Work required.
Scan the data below and give the number of lines that include the word "Destinadas", with no other words.

Material for the task.
╔══

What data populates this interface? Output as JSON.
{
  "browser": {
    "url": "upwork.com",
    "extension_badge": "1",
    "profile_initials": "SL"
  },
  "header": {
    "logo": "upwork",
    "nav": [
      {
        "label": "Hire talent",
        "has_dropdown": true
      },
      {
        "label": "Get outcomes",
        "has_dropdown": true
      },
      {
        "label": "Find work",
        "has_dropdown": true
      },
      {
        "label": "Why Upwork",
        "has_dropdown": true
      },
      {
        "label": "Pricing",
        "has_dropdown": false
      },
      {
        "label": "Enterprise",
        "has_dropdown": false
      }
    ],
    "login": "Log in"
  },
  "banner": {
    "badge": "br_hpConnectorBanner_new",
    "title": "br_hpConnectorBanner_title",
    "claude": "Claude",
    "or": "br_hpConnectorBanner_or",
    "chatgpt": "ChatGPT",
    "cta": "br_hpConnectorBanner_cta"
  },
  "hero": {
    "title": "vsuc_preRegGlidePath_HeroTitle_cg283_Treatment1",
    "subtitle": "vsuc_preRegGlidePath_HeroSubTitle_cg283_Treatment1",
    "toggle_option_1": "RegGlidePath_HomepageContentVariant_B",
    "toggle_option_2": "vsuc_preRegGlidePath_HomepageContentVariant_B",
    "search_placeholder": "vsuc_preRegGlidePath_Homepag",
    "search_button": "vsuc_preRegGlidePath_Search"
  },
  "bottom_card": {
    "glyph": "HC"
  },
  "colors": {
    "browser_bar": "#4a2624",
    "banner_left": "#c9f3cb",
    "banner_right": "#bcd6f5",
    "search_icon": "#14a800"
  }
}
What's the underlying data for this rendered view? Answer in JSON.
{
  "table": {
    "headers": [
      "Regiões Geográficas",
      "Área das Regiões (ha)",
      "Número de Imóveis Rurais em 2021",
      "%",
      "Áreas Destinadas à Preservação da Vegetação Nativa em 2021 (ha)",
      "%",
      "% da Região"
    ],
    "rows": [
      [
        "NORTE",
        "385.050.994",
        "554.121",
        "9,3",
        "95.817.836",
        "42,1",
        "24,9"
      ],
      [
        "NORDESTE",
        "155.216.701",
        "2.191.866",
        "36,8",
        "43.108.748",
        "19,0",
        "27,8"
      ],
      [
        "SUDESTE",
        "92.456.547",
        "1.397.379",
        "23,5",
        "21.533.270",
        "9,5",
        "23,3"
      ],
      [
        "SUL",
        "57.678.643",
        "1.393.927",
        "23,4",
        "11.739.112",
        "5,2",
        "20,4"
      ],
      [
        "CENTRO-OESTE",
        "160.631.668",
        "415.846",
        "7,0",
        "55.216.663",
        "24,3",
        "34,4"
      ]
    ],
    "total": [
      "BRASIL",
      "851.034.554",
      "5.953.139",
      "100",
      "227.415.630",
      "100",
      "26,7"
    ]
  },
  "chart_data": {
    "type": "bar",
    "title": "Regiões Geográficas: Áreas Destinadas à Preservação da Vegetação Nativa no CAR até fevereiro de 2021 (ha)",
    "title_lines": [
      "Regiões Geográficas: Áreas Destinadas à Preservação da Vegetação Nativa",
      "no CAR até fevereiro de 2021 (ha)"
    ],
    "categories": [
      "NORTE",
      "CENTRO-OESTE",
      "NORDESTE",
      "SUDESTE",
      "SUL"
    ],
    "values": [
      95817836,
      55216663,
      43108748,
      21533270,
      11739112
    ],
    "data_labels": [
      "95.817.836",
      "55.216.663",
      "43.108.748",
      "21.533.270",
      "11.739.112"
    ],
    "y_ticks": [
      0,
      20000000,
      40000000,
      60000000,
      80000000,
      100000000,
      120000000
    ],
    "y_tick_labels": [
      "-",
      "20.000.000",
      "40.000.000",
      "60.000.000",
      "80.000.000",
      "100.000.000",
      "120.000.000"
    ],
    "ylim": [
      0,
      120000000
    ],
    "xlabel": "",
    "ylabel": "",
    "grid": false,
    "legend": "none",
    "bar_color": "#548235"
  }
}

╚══

Response.
3